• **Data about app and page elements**

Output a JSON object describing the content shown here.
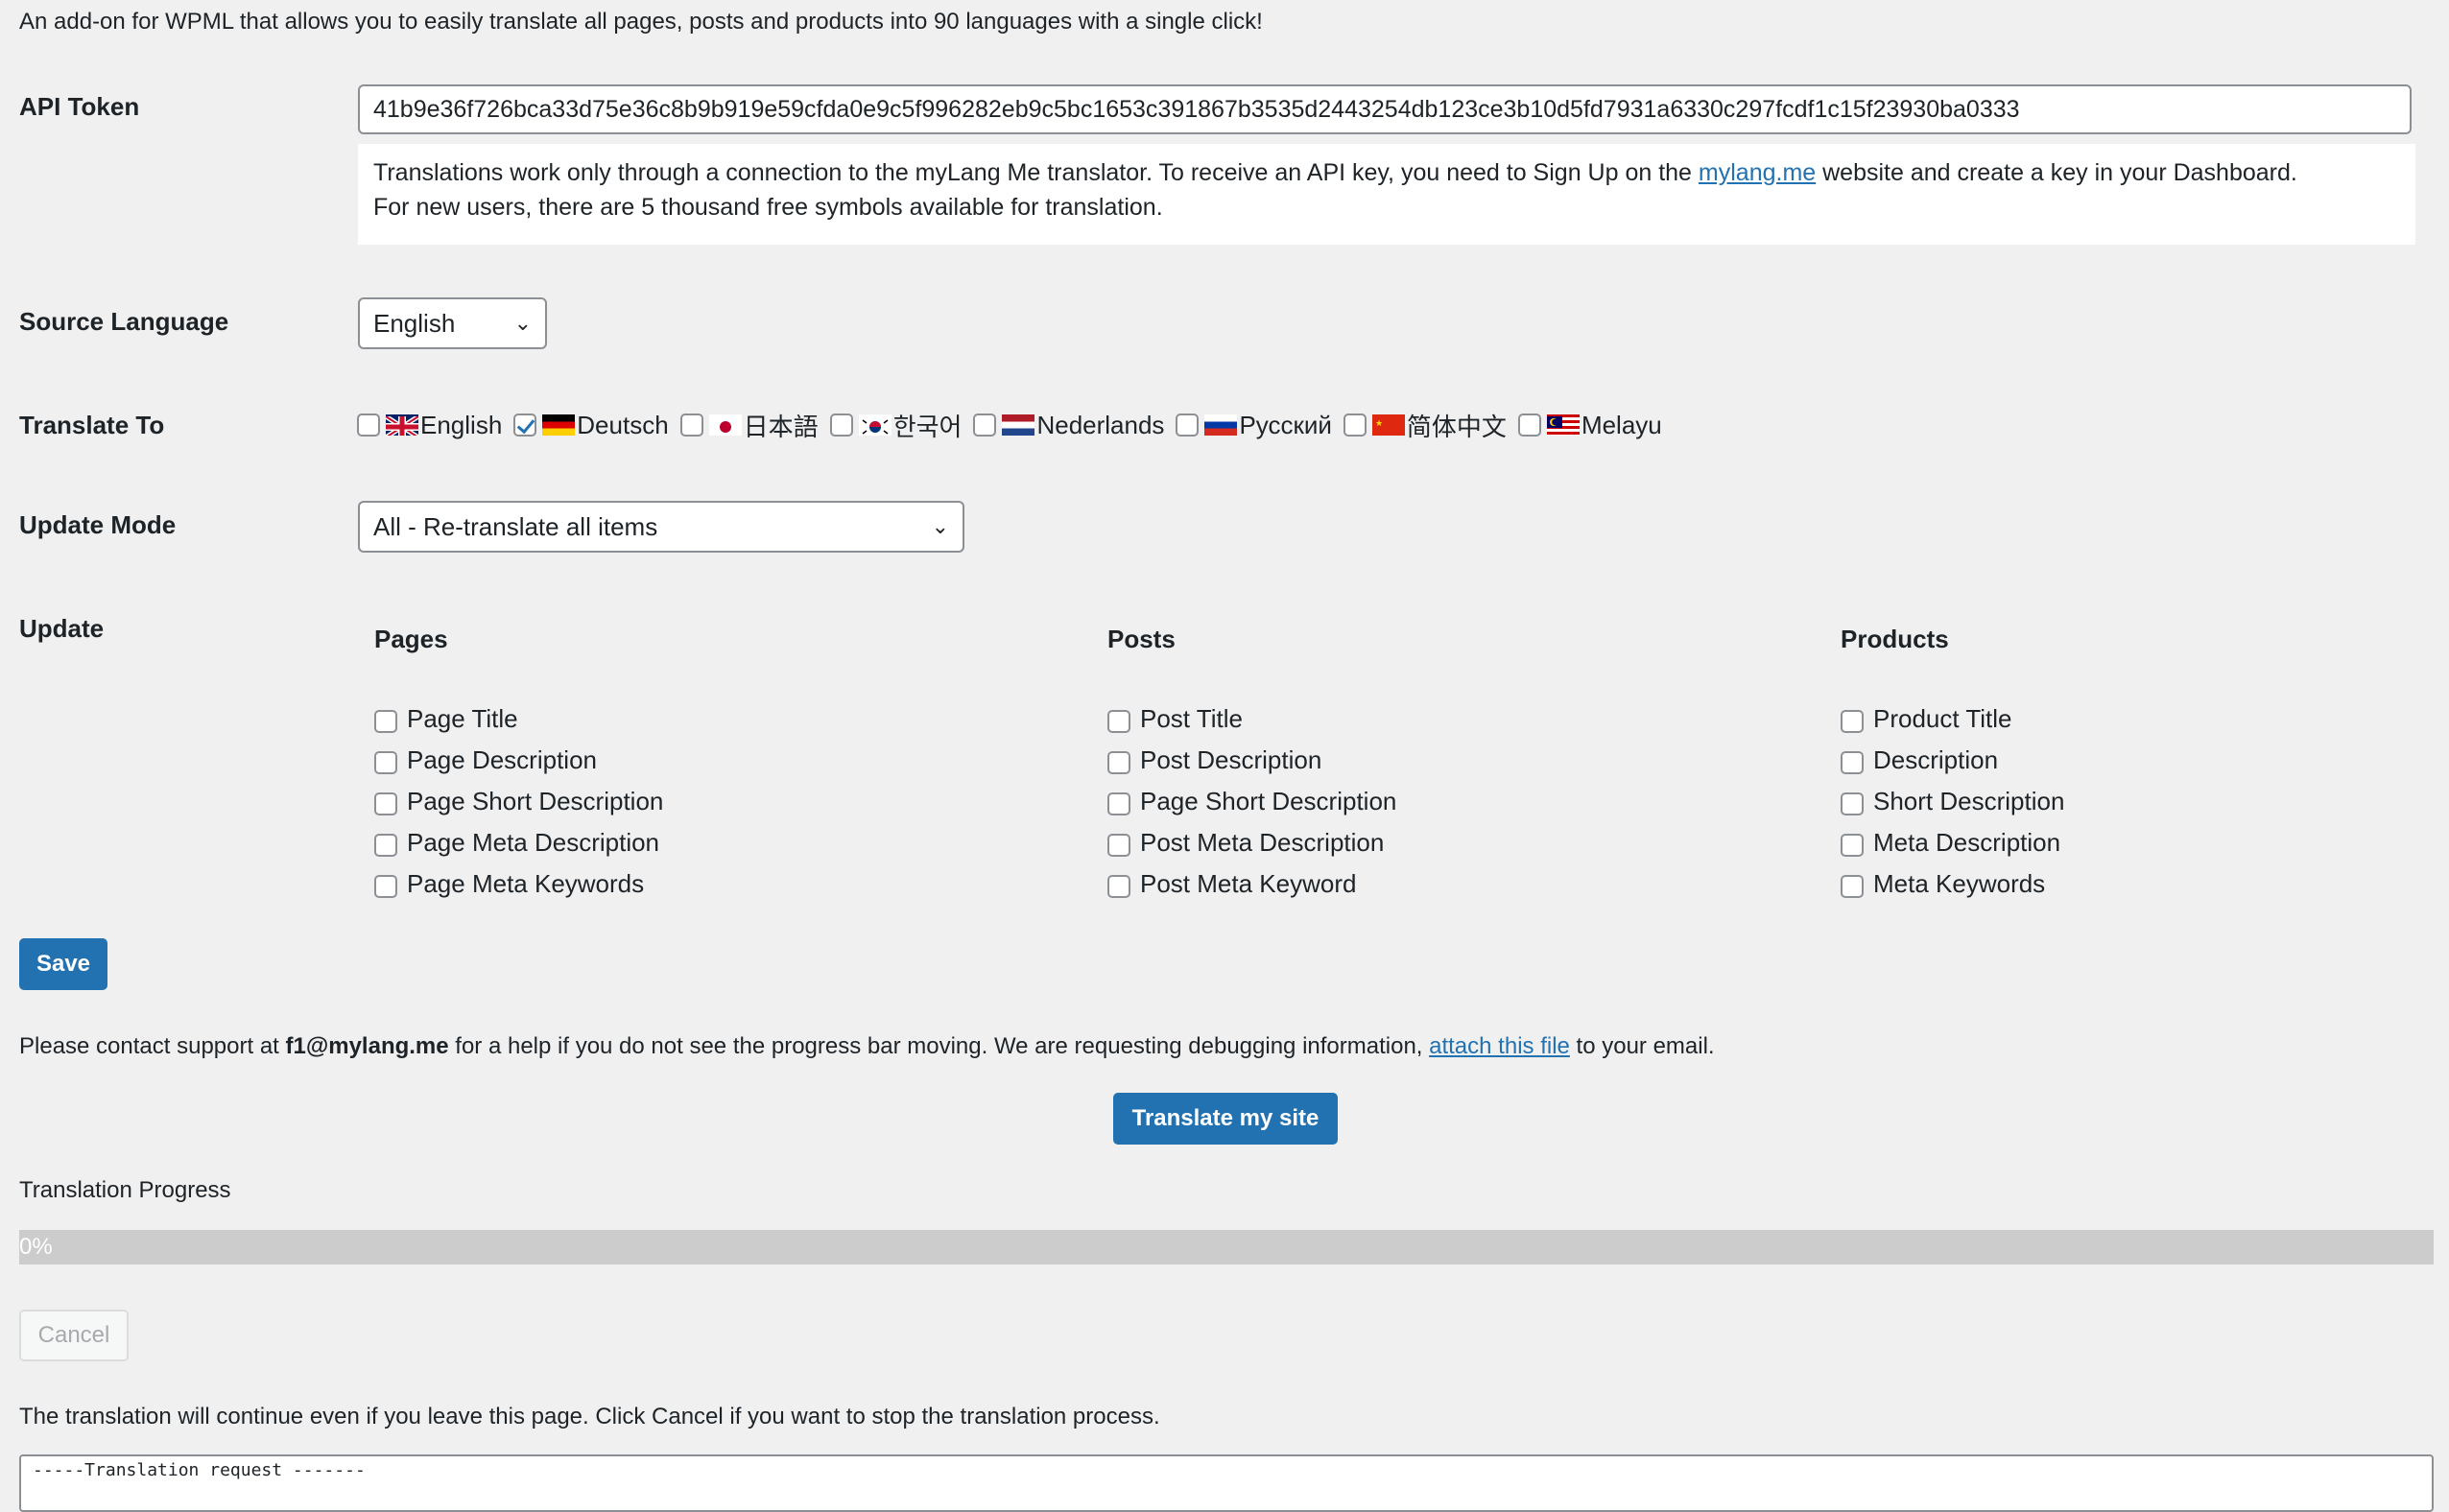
{
  "intro": "An add-on for WPML that allows you to easily translate all pages, posts and products into 90 languages with a single click!",
  "api_token": {
    "label": "API Token",
    "value": "41b9e36f726bca33d75e36c8b9b919e59cfda0e9c5f996282eb9c5bc1653c391867b3535d2443254db123ce3b10d5fd7931a6330c297fcdf1c15f23930ba0333",
    "note_part1": "Translations work only through a connection to the myLang Me translator. To receive an API key, you need to Sign Up on the ",
    "note_link": "mylang.me",
    "note_part2": " website and create a key in your Dashboard.",
    "note_line2": "For new users, there are 5 thousand free symbols available for translation."
  },
  "source_language": {
    "label": "Source Language",
    "value": "English"
  },
  "translate_to": {
    "label": "Translate To",
    "languages": [
      {
        "name": "English",
        "checked": false,
        "flag": "uk-flag-icon"
      },
      {
        "name": "Deutsch",
        "checked": true,
        "flag": "germany-flag-icon"
      },
      {
        "name": "日本語",
        "checked": false,
        "flag": "japan-flag-icon"
      },
      {
        "name": "한국어",
        "checked": false,
        "flag": "korea-flag-icon"
      },
      {
        "name": "Nederlands",
        "checked": false,
        "flag": "netherlands-flag-icon"
      },
      {
        "name": "Русский",
        "checked": false,
        "flag": "russia-flag-icon"
      },
      {
        "name": "简体中文",
        "checked": false,
        "flag": "china-flag-icon"
      },
      {
        "name": "Melayu",
        "checked": false,
        "flag": "malaysia-flag-icon"
      }
    ]
  },
  "update_mode": {
    "label": "Update Mode",
    "value": "All - Re-translate all items"
  },
  "update": {
    "label": "Update",
    "columns": [
      {
        "title": "Pages",
        "items": [
          "Page Title",
          "Page Description",
          "Page Short Description",
          "Page Meta Description",
          "Page Meta Keywords"
        ]
      },
      {
        "title": "Posts",
        "items": [
          "Post Title",
          "Post Description",
          "Page Short Description",
          "Post Meta Description",
          "Post Meta Keyword"
        ]
      },
      {
        "title": "Products",
        "items": [
          "Product Title",
          "Description",
          "Short Description",
          "Meta Description",
          "Meta Keywords"
        ]
      }
    ]
  },
  "save_label": "Save",
  "contact": {
    "part1": "Please contact support at ",
    "email": "f1@mylang.me",
    "part2": " for a help if you do not see the progress bar moving. We are requesting debugging information, ",
    "link": "attach this file",
    "part3": " to your email."
  },
  "translate_button": "Translate my site",
  "progress": {
    "label": "Translation Progress",
    "text": "0%",
    "value": 0
  },
  "cancel_label": "Cancel",
  "continue_note": "The translation will continue even if you leave this page. Click Cancel if you want to stop the translation process.",
  "log": {
    "line1": "-----Translation request -------"
  },
  "colors": {
    "primary": "#2271b1",
    "background": "#f0f0f1",
    "progress_track": "#cccccc"
  }
}
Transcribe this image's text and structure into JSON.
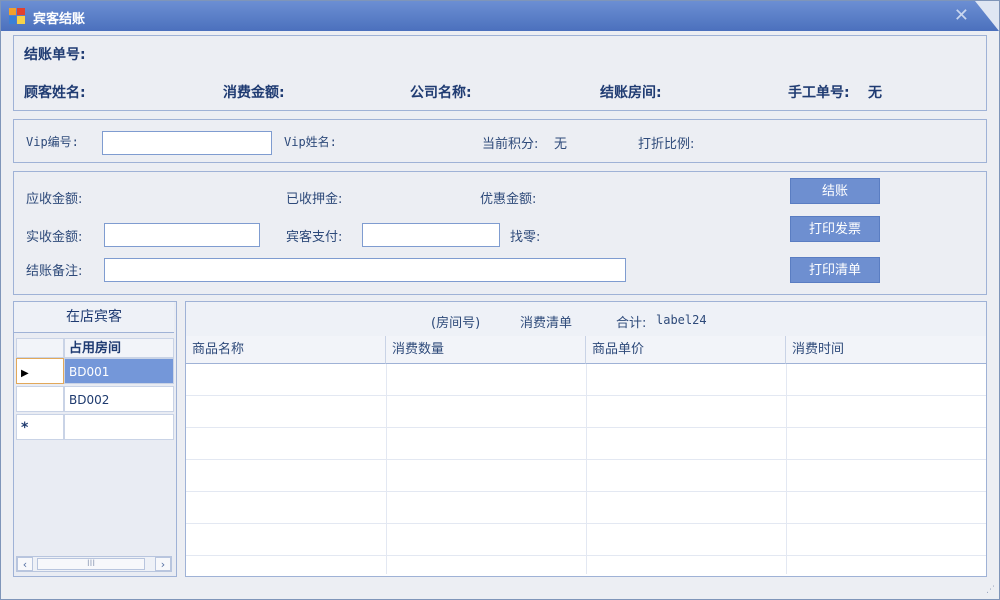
{
  "window": {
    "title": "宾客结账"
  },
  "checkout_info": {
    "checkout_no_label": "结账单号:",
    "guest_name_label": "顾客姓名:",
    "amount_label": "消费金额:",
    "company_label": "公司名称:",
    "room_label": "结账房间:",
    "manual_no_label": "手工单号:",
    "manual_no_value": "无"
  },
  "vip": {
    "vip_no_label": "Vip编号:",
    "vip_no_value": "",
    "vip_name_label": "Vip姓名:",
    "points_label": "当前积分:",
    "points_value": "无",
    "discount_label": "打折比例:"
  },
  "payment": {
    "receivable_label": "应收金额:",
    "deposit_label": "已收押金:",
    "discount_amount_label": "优惠金额:",
    "actual_label": "实收金额:",
    "actual_value": "",
    "guest_pay_label": "宾客支付:",
    "guest_pay_value": "",
    "change_label": "找零:",
    "remark_label": "结账备注:",
    "remark_value": ""
  },
  "buttons": {
    "checkout": "结账",
    "print_invoice": "打印发票",
    "print_list": "打印清单"
  },
  "guests_panel": {
    "title": "在店宾客",
    "column": "占用房间",
    "rows": [
      "BD001",
      "BD002"
    ],
    "new_row_marker": "*"
  },
  "consumption": {
    "room_label": "(房间号)",
    "list_label": "消费清单",
    "total_label": "合计:",
    "total_value": "label24",
    "columns": [
      "商品名称",
      "消费数量",
      "商品单价",
      "消费时间"
    ]
  }
}
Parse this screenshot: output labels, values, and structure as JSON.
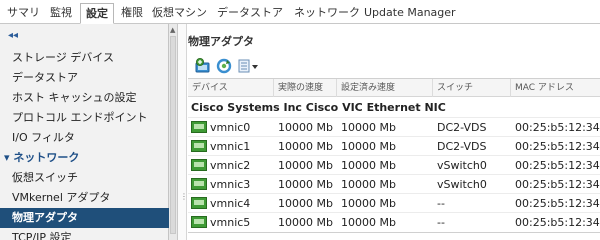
{
  "tabs": [
    {
      "label": "サマリ",
      "active": false
    },
    {
      "label": "監視",
      "active": false
    },
    {
      "label": "設定",
      "active": true
    },
    {
      "label": "権限",
      "active": false
    },
    {
      "label": "仮想マシン",
      "active": false
    },
    {
      "label": "データストア",
      "active": false
    },
    {
      "label": "ネットワーク",
      "active": false
    },
    {
      "label": "Update Manager",
      "active": false
    }
  ],
  "sidebar": {
    "collapse_glyph": "◂◂",
    "items": [
      {
        "label": "ストレージ デバイス"
      },
      {
        "label": "データストア"
      },
      {
        "label": "ホスト キャッシュの設定"
      },
      {
        "label": "プロトコル エンドポイント"
      },
      {
        "label": "I/O フィルタ"
      },
      {
        "label": "▾ ネットワーク"
      },
      {
        "label": "仮想スイッチ"
      },
      {
        "label": "VMkernel アダプタ"
      },
      {
        "label": "物理アダプタ"
      },
      {
        "label": "TCP/IP 設定"
      }
    ]
  },
  "main": {
    "title": "物理アダプタ",
    "toolbar": {
      "icons": [
        "add-network-icon",
        "refresh-icon",
        "view-settings-icon"
      ]
    },
    "table": {
      "columns": [
        "デバイス",
        "実際の速度",
        "設定済み速度",
        "スイッチ",
        "MAC アドレス"
      ],
      "group_label": "Cisco Systems Inc Cisco VIC Ethernet NIC",
      "rows": [
        {
          "device": "vmnic0",
          "actual_speed": "10000 Mb",
          "configured_speed": "10000 Mb",
          "switch": "DC2-VDS",
          "mac": "00:25:b5:12:34..."
        },
        {
          "device": "vmnic1",
          "actual_speed": "10000 Mb",
          "configured_speed": "10000 Mb",
          "switch": "DC2-VDS",
          "mac": "00:25:b5:12:34..."
        },
        {
          "device": "vmnic2",
          "actual_speed": "10000 Mb",
          "configured_speed": "10000 Mb",
          "switch": "vSwitch0",
          "mac": "00:25:b5:12:34..."
        },
        {
          "device": "vmnic3",
          "actual_speed": "10000 Mb",
          "configured_speed": "10000 Mb",
          "switch": "vSwitch0",
          "mac": "00:25:b5:12:34..."
        },
        {
          "device": "vmnic4",
          "actual_speed": "10000 Mb",
          "configured_speed": "10000 Mb",
          "switch": "--",
          "mac": "00:25:b5:12:34..."
        },
        {
          "device": "vmnic5",
          "actual_speed": "10000 Mb",
          "configured_speed": "10000 Mb",
          "switch": "--",
          "mac": "00:25:b5:12:34..."
        }
      ]
    }
  },
  "colors": {
    "nav_selected_bg": "#1f4f7a",
    "section_blue": "#1e4f87",
    "nic_green": "#3f9b35"
  }
}
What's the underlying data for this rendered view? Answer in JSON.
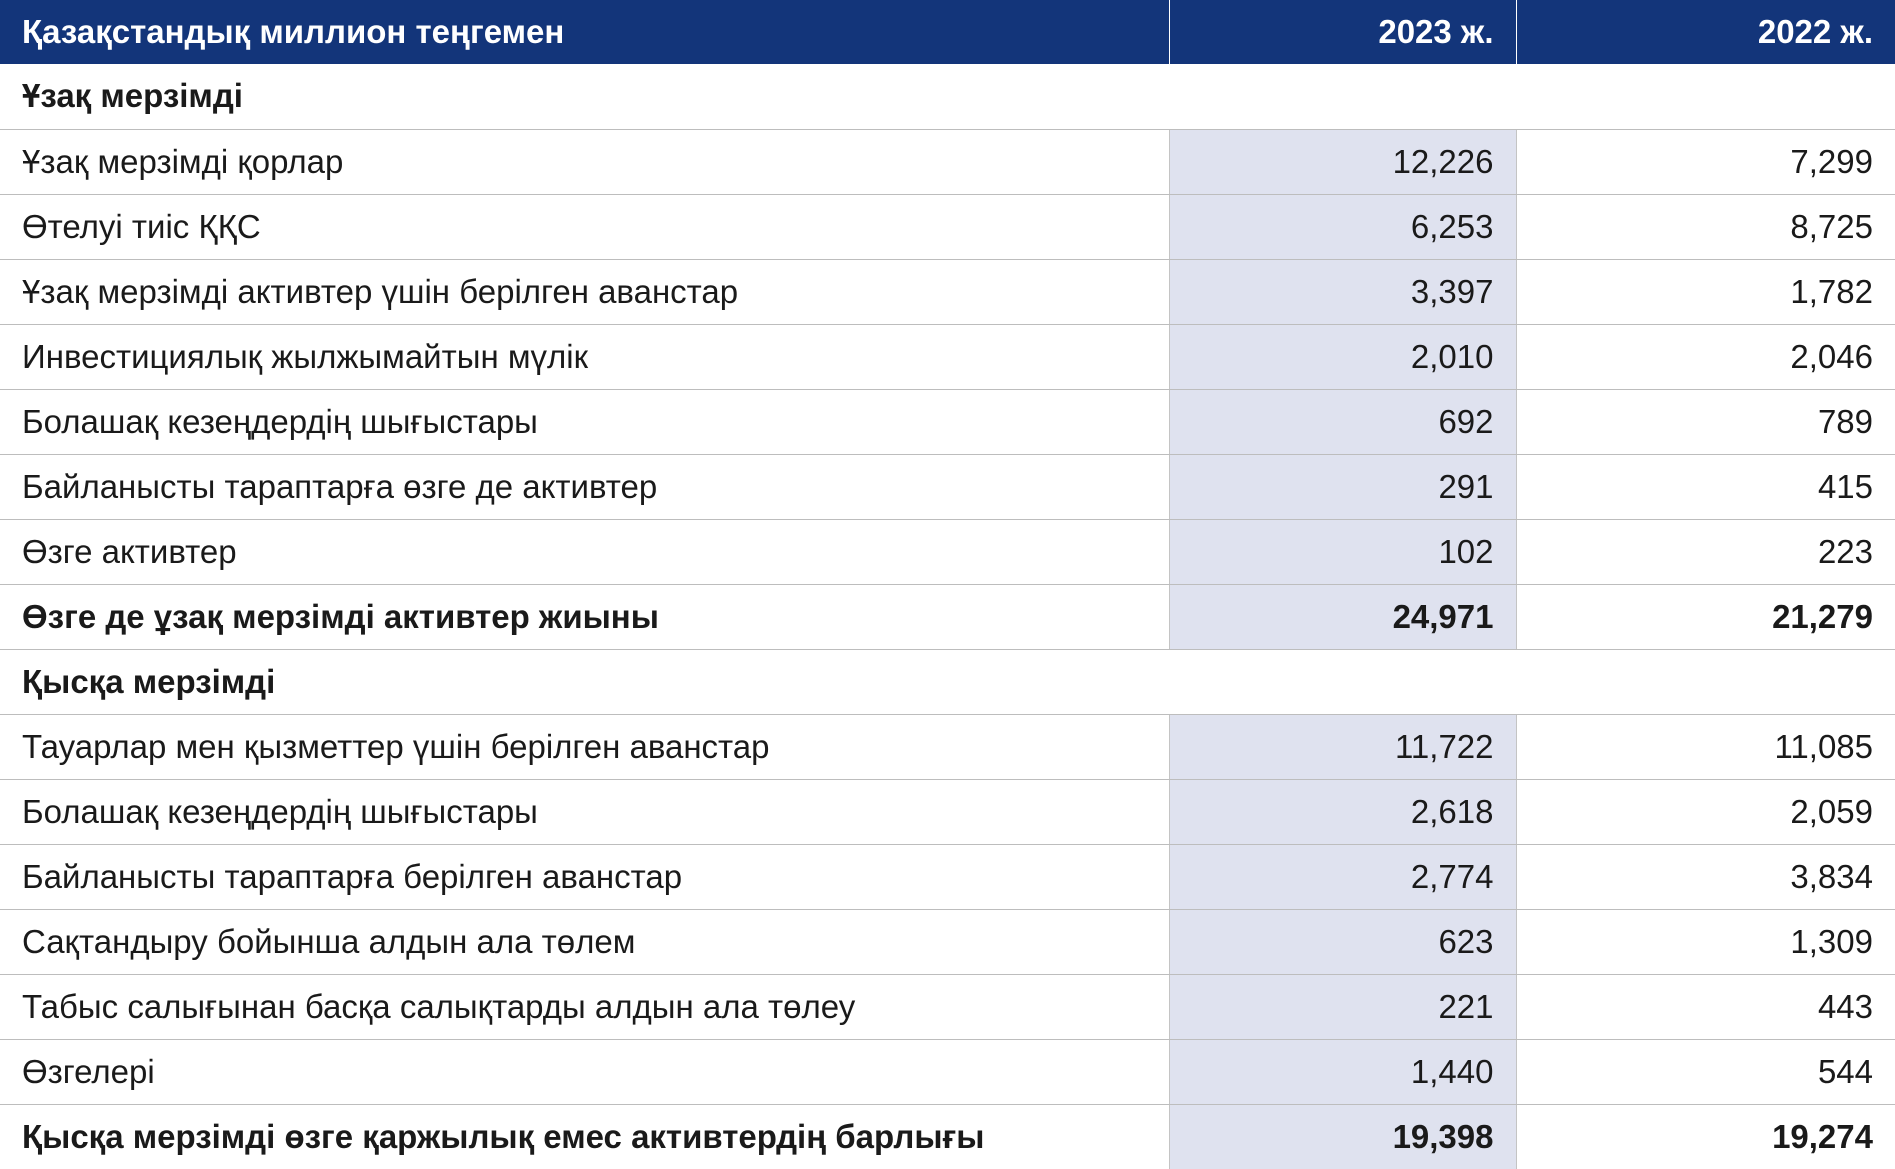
{
  "header": {
    "label": "Қазақстандық миллион теңгемен",
    "col_2023": "2023 ж.",
    "col_2022": "2022 ж."
  },
  "long_term": {
    "title": "Ұзақ мерзімді",
    "rows": [
      {
        "label": "Ұзақ мерзімді қорлар",
        "v2023": "12,226",
        "v2022": "7,299"
      },
      {
        "label": "Өтелуі тиіс ҚҚС",
        "v2023": "6,253",
        "v2022": "8,725"
      },
      {
        "label": "Ұзақ мерзімді активтер үшін берілген аванстар",
        "v2023": "3,397",
        "v2022": "1,782"
      },
      {
        "label": "Инвестициялық жылжымайтын мүлік",
        "v2023": "2,010",
        "v2022": "2,046"
      },
      {
        "label": "Болашақ кезеңдердің шығыстары",
        "v2023": "692",
        "v2022": "789"
      },
      {
        "label": "Байланысты тараптарға өзге де активтер",
        "v2023": "291",
        "v2022": "415"
      },
      {
        "label": "Өзге активтер",
        "v2023": "102",
        "v2022": "223"
      }
    ],
    "total": {
      "label": "Өзге де ұзақ мерзімді активтер жиыны",
      "v2023": "24,971",
      "v2022": "21,279"
    }
  },
  "short_term": {
    "title": "Қысқа мерзімді",
    "rows": [
      {
        "label": "Тауарлар мен қызметтер үшін берілген аванстар",
        "v2023": "11,722",
        "v2022": "11,085"
      },
      {
        "label": "Болашақ кезеңдердің шығыстары",
        "v2023": "2,618",
        "v2022": "2,059"
      },
      {
        "label": "Байланысты тараптарға берілген аванстар",
        "v2023": "2,774",
        "v2022": "3,834"
      },
      {
        "label": "Сақтандыру бойынша алдын ала төлем",
        "v2023": "623",
        "v2022": "1,309"
      },
      {
        "label": "Табыс салығынан басқа салықтарды алдын ала төлеу",
        "v2023": "221",
        "v2022": "443"
      },
      {
        "label": "Өзгелері",
        "v2023": "1,440",
        "v2022": "544"
      }
    ],
    "total": {
      "label": "Қысқа мерзімді өзге қаржылық емес активтердің барлығы",
      "v2023": "19,398",
      "v2022": "19,274"
    }
  },
  "colors": {
    "header_bg": "#13357a",
    "highlight_col": "#dfe2ef"
  }
}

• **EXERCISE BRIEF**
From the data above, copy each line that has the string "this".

• **EXERCISE RESPONSE**
    "link": "attach this file",
  "continue_note": "The translation will continue even if you leave this page. Click Cancel if you want to stop the translation process.",
Transcribe this image's text and structure into JSON.
Parse this screenshot: output labels, values, and structure as JSON.
What's the underlying data for this rendered view? Answer in JSON.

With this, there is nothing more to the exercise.